- Department: Theatre, Film, Television and Interactive Media
- Module co-ordinator: Dr. Emma Pett
- Credit value: 20 credits
- Credit level: C
- Academic year of delivery: 2020-21
- See module specification for other years: 2019-20
This highly practical module will introduce students to the key business models, and industrial conditions, which surround the production of creative content for the screen: the funding, distribution and marketing of movies; the commissioning and scheduling of TV programmes, the investment systems that fund games design and development. It will focus on how projects raise money - commercial and public - and how they make money, or deliver on their investment. This will be a cutting-edge module which considers the latest developments - streaming and online distribution, for example - alongside the established models whereby the screen creative industries develop and deliver their projects to audiences.
|A||Spring Term 2020-21|
This module aims to:
Acquaint you with the core business models that drive the financing and production of screen content: cinema, TV, video games.
Acquaint you with the the impact audiences and markets have on investment in screen content
Explore the key business workflows that take creative projects through from conception to production and beyond.
Explore the differences between public and private investment, and content creation, models
Explore where traditional models persist and where new developments - streaming, online for example - are changing some of the terms of screen business
At the end of this module, students will be:
Familiar with the key business models, and industrial workflows, that drive development, production and distribution in the screen creative industries: cinema, TV and games.
Familiar with some of the ways in which different forms of finance - public and commercial - as well as markets and audiences affect screen content production.
Able to critically analyse how screen projects have been designed from a business and financial perspective with a view to designing business strategies for your own projects.
Able to respond to new business conditions - for example, streaming and online distribution - in critically evaluating and adapting business strategies.
This module will focus, in part, on key case-studies. You will be expected to work on researching case studies, in teams, for some of your module seminars.
Formative work is embedded in each seminar. Additionally there will be one short formative written exercise (c. 1000 words)- aligned with the seminars - halfway through the module
Feedback will be delivered no later than four working weeks after submission, as per university regulations.

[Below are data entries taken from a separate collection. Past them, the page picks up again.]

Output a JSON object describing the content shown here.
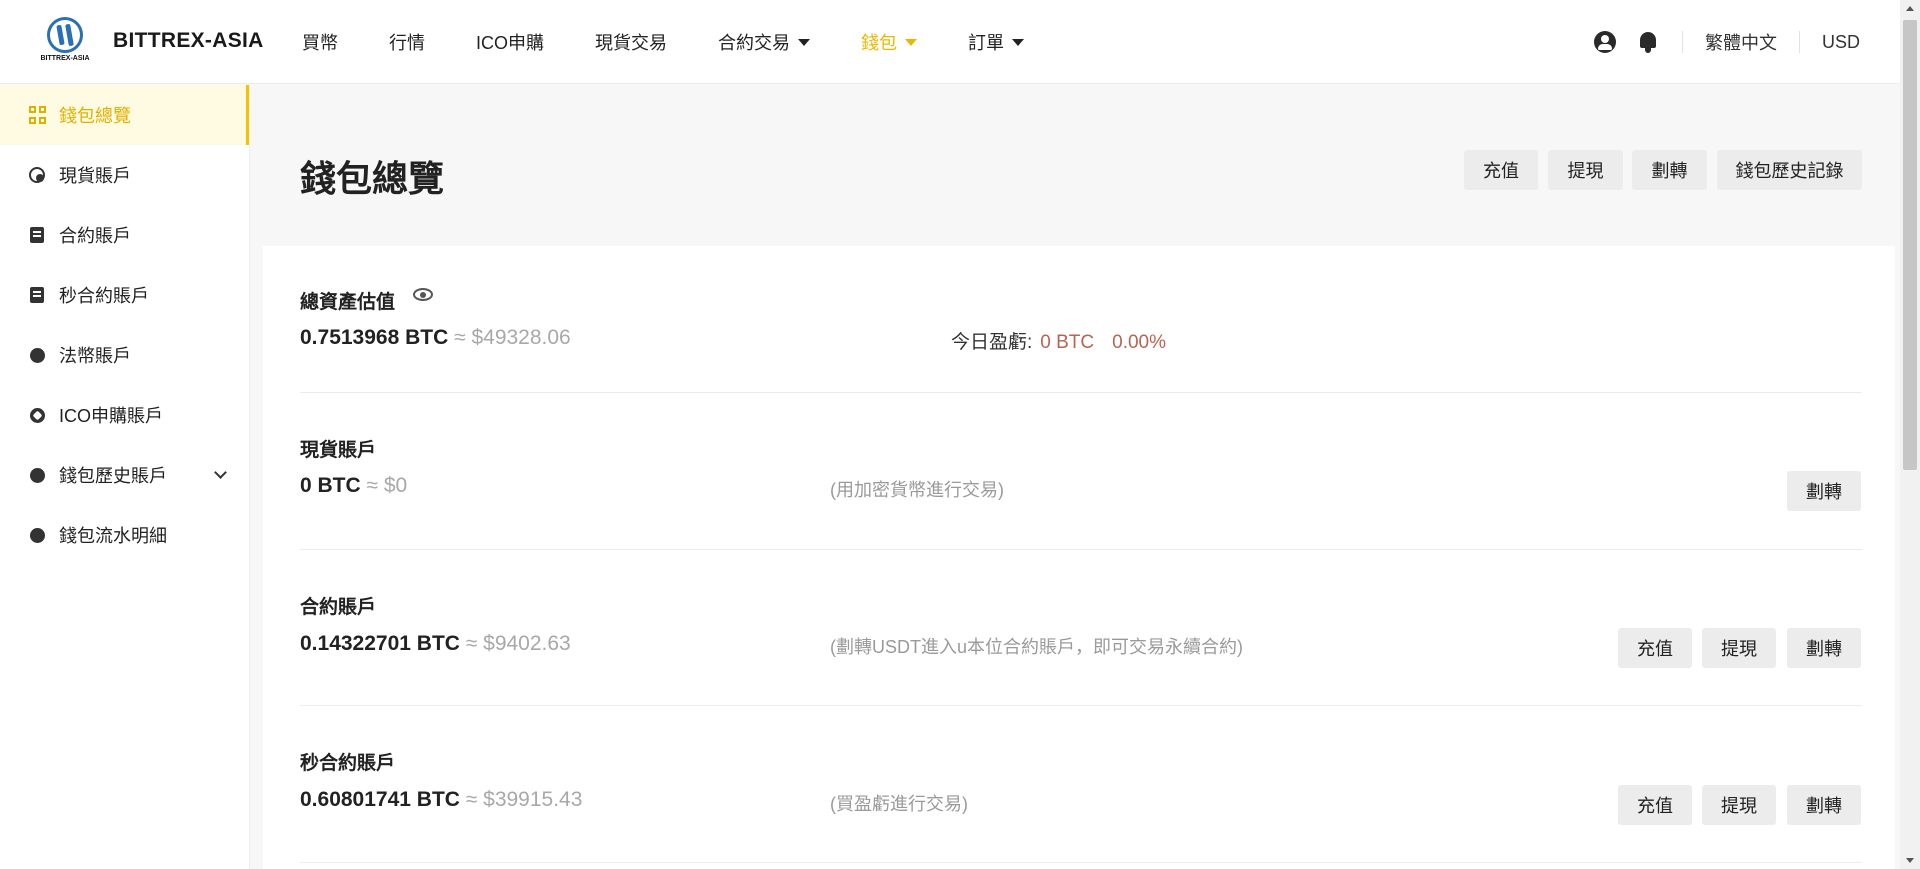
{
  "header": {
    "logo_caption": "BITTREX-ASIA",
    "brand": "BITTREX-ASIA",
    "nav": [
      {
        "label": "買幣"
      },
      {
        "label": "行情"
      },
      {
        "label": "ICO申購"
      },
      {
        "label": "現貨交易"
      },
      {
        "label": "合約交易"
      },
      {
        "label": "錢包"
      },
      {
        "label": "訂單"
      }
    ],
    "language": "繁體中文",
    "currency": "USD"
  },
  "sidebar": {
    "items": [
      {
        "label": "錢包總覽"
      },
      {
        "label": "現貨賬戶"
      },
      {
        "label": "合約賬戶"
      },
      {
        "label": "秒合約賬戶"
      },
      {
        "label": "法幣賬戶"
      },
      {
        "label": "ICO申購賬戶"
      },
      {
        "label": "錢包歷史賬戶"
      },
      {
        "label": "錢包流水明細"
      }
    ]
  },
  "main": {
    "title": "錢包總覽",
    "actions": {
      "deposit": "充值",
      "withdraw": "提現",
      "transfer": "劃轉",
      "history": "錢包歷史記錄"
    },
    "total": {
      "title": "總資產估值",
      "btc": "0.7513968 BTC",
      "approx": " ≈ $49328.06",
      "pnl_label": "今日盈虧:",
      "pnl_btc": "0 BTC",
      "pnl_pct": "0.00%"
    },
    "accounts": [
      {
        "title": "現貨賬戶",
        "btc": "0 BTC",
        "approx": " ≈ $0",
        "note": "(用加密貨幣進行交易)",
        "transfer": "劃轉"
      },
      {
        "title": "合約賬戶",
        "btc": "0.14322701 BTC",
        "approx": " ≈ $9402.63",
        "note": "(劃轉USDT進入u本位合約賬戶，即可交易永續合約)",
        "deposit": "充值",
        "withdraw": "提現",
        "transfer": "劃轉"
      },
      {
        "title": "秒合約賬戶",
        "btc": "0.60801741 BTC",
        "approx": " ≈ $39915.43",
        "note": "(買盈虧進行交易)",
        "deposit": "充值",
        "withdraw": "提現",
        "transfer": "劃轉"
      }
    ]
  }
}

Formative feedback will be delivered at each seminar
David Hesmondhalgh,The Cultural Industries (London: Sage, 2013)
Howard Blumenthal, This Business of Television (New York: Billboard Books, 2006)
Philip Alberstadt, The Insider's Guide to Film Finance (Oxford: Focal Press, 2004)
Andy Bryant, The TV Brand Business (London: Kogan Page, 2016)
Michael D. Smith and Rahul Telang, Streaming, Sharing Stealing: Big Data and the Future of Entertainment (Cambridge, MA: MIT Press, 2016)
David Lee, Independent Television Production in the UK (London: Palgrave, 2018)
Jason E Squire (ed.), The Movie Business Book (Maidenhead: OU Press, 2006)